Andaman & Nicobar Island has a history long back since the era of Mahabharat and Ramayan, though now proofs but still myths that the the name Andaman was presumed to be derived from Hanuman, who was known to the Malays as Handuman. The name Nicobar seems to be a corruption of the South Indian term ‘Nakkavaram’ (Land of the Naked) as indicated in the great Tanjore inscription of AD 1050.

Also there are some facts indicating that the Cholas and Marathas used parts of the Andaman and Nicobar as a base, sporadic exploratory missions by European naval powers and fleeting references from travellers such as Marco Polo. In short this island group has seen several rulers before independence.

It was annexed by the Marathas in late 17th century, who consumed vast areas of India. Later, the British used it as a penal colony mainly to detain regular criminals or freedom fighters, hence the name kalapani or “black waters” and during World War – II, the island was occupied by the Japanese. The Japanese viewed local islanders as spies and many of them lost their lives as a result.

Interestingly, when Netaji Subash Chandra Bose (one of the most influential leaders in the Indian independence movement) visited these Islands as an ally to the Japanese and he was made to visit Cellular Jail but was consciously prevented from visiting the section where locals were jailed on charges of spying. On 29th December 1943, Netaji Subhash Chandra Bose hoisted the flag of independent India on the island. He also established the first independent government here. Netaji renamed these islands as ‘Swaraj’ (Self-rule) and ‘Shaheed’ (Martyr). General Loganathan of the Indian National Army was appointed as the Governor of Andaman & Nicobar Islands. The headquarters of the Civil Administration was set up on 21st March, 1944 near the Gurudwara at Aberdeen Bazaar.

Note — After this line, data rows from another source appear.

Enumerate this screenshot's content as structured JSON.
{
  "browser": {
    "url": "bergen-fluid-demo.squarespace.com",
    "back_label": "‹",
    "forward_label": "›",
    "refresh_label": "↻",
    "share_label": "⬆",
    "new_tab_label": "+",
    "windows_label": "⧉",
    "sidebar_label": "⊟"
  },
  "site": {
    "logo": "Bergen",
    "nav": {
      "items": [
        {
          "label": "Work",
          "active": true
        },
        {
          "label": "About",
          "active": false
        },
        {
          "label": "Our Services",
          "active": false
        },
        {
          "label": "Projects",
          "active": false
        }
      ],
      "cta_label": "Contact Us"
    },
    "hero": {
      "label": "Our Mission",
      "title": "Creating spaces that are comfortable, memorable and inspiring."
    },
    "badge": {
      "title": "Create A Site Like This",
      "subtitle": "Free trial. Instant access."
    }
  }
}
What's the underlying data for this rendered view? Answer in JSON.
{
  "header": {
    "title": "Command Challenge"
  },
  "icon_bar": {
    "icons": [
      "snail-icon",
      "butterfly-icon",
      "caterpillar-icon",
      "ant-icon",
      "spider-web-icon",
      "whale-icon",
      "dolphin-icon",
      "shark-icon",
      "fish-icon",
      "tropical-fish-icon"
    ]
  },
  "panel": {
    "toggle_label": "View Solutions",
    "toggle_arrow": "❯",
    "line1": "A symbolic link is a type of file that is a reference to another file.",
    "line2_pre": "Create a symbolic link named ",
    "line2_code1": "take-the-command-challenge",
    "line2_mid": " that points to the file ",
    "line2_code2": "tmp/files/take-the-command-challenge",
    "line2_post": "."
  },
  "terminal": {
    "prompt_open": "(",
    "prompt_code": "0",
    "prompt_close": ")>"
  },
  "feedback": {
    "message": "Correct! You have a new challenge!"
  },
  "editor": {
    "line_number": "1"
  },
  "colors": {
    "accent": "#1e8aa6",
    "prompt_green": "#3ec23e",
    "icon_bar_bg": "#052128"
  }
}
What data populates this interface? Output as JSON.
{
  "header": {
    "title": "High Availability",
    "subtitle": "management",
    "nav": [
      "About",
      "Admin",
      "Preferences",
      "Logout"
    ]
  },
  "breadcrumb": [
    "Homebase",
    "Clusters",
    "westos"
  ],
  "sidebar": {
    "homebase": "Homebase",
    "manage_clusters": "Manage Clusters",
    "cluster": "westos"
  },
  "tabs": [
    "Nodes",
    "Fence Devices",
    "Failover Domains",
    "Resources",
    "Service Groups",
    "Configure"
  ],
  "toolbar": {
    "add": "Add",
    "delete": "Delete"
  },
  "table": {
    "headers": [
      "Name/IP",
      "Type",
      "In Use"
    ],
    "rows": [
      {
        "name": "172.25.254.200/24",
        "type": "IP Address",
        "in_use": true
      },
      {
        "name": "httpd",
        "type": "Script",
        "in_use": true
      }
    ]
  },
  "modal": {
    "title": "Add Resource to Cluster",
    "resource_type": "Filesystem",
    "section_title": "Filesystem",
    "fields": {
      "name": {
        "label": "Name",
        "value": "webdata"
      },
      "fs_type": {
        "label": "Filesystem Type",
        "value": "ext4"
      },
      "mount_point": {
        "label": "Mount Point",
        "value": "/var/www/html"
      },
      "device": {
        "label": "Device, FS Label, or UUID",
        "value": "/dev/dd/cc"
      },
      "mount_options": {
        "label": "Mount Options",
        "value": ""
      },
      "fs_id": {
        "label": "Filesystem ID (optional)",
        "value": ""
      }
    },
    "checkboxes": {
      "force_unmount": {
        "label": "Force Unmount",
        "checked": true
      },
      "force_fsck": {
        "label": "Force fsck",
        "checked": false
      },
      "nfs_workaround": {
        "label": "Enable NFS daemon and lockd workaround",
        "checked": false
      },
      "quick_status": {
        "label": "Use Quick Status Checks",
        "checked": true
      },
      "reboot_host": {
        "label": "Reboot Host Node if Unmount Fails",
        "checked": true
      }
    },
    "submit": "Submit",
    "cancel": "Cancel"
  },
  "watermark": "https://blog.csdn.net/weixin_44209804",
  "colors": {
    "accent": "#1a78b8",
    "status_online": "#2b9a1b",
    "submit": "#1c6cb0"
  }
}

However through this vast majority of time, the various Andamanese people have been successful in maintaining their separated existence by diversifying into distinct linguistic, territorial and cultural groups. Finally, when India achieved independence in 1947, the Andaman and Nicobar Islands were incorporated into the Indian Union.